CBRE’s quarterlysurvey (Q1 2013), which tracks the top 10 most expensive prime global retail markets, reveals that strong demand from international retailers, coupled with a modest supply pipeline, has lead to record-high prime rental rates. Leading the pack, Hong Kong continues to rank in a rental class distinctly above its global peers, recording prime rates during Q1 2013 at €36,351per sq m per annum.

While markets such as Hong Kong, New York, London and Paris did not record increases in prime rents this quarter, these cities have exhibited resilience due to international retailers continued longer-term strategic expansion strategies which feature a distinct preference for prime space in the best locations in these markets.

Ranking as the second most expensive global retail market, New York City (€24,944per sq m per annum) welcomed several new national and global retailers in 2012 that were attracted by the market’s strong international tourism features. The pipeline for new retail space in New York is low. However, a significant amount of supply is available along Fifth Avenue between 49th and 59th Street.

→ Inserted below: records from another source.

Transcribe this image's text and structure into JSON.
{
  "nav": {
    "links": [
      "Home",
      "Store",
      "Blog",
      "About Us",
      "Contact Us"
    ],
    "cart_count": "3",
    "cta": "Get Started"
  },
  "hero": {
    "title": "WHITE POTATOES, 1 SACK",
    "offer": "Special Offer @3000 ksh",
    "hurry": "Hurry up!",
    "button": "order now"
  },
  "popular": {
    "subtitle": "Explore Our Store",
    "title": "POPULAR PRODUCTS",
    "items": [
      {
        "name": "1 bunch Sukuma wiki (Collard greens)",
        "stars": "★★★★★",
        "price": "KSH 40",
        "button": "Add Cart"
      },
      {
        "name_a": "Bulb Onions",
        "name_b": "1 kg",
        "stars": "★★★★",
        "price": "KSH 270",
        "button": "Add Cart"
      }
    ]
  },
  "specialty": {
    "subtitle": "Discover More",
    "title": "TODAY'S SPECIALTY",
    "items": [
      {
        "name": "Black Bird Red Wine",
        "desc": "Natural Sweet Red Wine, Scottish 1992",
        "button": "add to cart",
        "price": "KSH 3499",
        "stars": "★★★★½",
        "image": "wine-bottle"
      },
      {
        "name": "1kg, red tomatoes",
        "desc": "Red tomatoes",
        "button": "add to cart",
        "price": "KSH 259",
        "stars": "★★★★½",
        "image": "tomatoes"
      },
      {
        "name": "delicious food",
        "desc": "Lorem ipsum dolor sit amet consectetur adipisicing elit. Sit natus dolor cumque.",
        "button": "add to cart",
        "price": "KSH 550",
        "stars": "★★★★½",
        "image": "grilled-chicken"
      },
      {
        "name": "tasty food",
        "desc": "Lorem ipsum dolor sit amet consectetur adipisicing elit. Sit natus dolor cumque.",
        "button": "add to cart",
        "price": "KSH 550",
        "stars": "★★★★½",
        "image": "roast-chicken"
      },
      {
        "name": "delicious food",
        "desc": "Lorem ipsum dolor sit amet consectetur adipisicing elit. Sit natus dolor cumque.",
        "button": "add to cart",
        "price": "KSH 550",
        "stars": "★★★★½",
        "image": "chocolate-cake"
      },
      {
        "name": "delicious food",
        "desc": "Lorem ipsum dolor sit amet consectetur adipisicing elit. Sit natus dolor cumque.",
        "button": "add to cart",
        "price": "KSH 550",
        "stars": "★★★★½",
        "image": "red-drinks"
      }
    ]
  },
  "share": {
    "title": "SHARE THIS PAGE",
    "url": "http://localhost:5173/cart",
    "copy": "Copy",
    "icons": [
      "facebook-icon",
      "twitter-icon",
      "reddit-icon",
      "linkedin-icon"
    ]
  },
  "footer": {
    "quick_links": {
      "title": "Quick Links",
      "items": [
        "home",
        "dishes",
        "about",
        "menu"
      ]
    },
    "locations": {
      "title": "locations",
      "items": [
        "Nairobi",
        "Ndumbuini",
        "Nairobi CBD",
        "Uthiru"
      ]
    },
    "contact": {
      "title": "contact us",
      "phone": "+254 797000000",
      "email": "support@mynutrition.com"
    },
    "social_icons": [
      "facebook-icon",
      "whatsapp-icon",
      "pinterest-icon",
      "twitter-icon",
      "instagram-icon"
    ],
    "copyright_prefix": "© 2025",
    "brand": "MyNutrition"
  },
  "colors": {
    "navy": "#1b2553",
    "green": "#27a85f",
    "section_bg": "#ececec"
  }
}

Europe’s prime retail markets of London (€8,843per sq m per annum)and Paris (€8,820per sq m per annum) are holding steady largely due to scarcity of supply and correspondingly high prime rent levels. As witnessed in Hong Kong, many new retailers to the Central London market have been forced to consider alternative locations. This is most apparent on Bond Street, where retailers have looked to alternative locations in Mayfair. Examples include the fashion retailer Oscar de la Renta, which has now opened a 185 sq m store on Mount Street, with Celine also taking a 740 sq m unit a few doors down. The openings represent the first UK store for each.

“Contrary to global trends where despite declining economic indicators, prime retail rents have increased in the past year due to limited supply, prime rents in Budapest have remained stable at the €1020 per sq m per annum level as there have not been many new retailers entering the Hungarian market and we rather see optimilisation of operating costs that result in a slight decreasing push on even prime rents. Thus Budapest  retail can easily be seen as a bargain on an even pan-European level when it comes to quality space and this creates a true opportunity for new brands to secure prime locations in a market that seems to have reached bottom and is set to rebound in the coming years, albeit slowly.” – Anita Csörgő Head of Retail at CBRE Budapest added.

Raymond Torto, Global Chief Economist, CBRE, commented: “Prime retail rents across the most expensive global markets have held firm against a backdrop of scarce supply and preference for prime space. Despite subdued retail sales growth and strained consumer sentiments, international retailers remain focused on long-term growth strategies that have resulted in store expansions across many key global markets such as New York, London and Moscow. However, at the current high levels, retailers are considering “off” prime or secondary locations and showing a reluctance to pay record high rates.”


Source: CBRE